1.This viewpoint appears to side-step , very deftly, the broad question of whether standards have been falling over the years- or does it..
2.It's all very well to use high-minded and noble -sounding phrases like 'aall English speaking people in society '. The reality is far harsher: certain sections have not ,and will never ,be permitted to get away with it.Should they have the temerity to seek such inclusion within this 'charmed circle', they do so at the peril of contempt, derision and sneers being heaped upon their heads.
So who might these be...
Clearly not the Chinese, Japanese or Koreans who seem absolutely unstoppable .Then, most definitely not the Muslim world , sitting squarely astride vast oceans of oil -the sine qua non of the West's prosperity.And last ,but certainly not the least ,it ought not to be the Africans - whose sad and pathetic lot is currently the subject of much exquisite agony and breast beating throughout the West .

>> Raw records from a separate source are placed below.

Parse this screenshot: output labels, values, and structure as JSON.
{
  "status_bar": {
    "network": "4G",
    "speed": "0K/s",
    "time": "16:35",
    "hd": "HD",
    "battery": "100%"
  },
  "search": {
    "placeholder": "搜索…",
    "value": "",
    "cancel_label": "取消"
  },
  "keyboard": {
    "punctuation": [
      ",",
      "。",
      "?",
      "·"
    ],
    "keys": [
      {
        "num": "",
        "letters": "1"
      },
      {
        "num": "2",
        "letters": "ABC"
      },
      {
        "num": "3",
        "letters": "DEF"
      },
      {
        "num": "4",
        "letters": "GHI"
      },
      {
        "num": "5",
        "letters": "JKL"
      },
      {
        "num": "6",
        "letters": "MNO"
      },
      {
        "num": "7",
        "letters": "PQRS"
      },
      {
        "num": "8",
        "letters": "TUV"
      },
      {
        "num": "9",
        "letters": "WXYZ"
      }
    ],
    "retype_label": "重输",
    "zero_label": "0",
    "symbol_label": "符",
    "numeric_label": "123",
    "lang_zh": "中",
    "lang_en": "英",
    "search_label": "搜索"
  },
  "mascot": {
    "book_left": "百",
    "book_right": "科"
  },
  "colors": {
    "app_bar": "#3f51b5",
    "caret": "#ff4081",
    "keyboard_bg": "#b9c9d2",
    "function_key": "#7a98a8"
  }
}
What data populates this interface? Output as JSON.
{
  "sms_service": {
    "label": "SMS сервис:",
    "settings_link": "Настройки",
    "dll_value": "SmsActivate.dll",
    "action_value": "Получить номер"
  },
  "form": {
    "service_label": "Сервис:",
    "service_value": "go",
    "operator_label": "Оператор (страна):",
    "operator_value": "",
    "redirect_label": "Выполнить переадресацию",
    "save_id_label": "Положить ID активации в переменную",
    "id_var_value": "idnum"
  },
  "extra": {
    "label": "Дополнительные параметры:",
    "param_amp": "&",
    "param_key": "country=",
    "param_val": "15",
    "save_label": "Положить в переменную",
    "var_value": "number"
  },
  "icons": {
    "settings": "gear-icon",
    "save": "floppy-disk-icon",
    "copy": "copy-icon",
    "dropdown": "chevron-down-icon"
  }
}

By a process of elimination ,one is finally left with those guys from the sub-continent - a billion and counting..who are anyway getting too big for their boots.So what if they invented Yoga.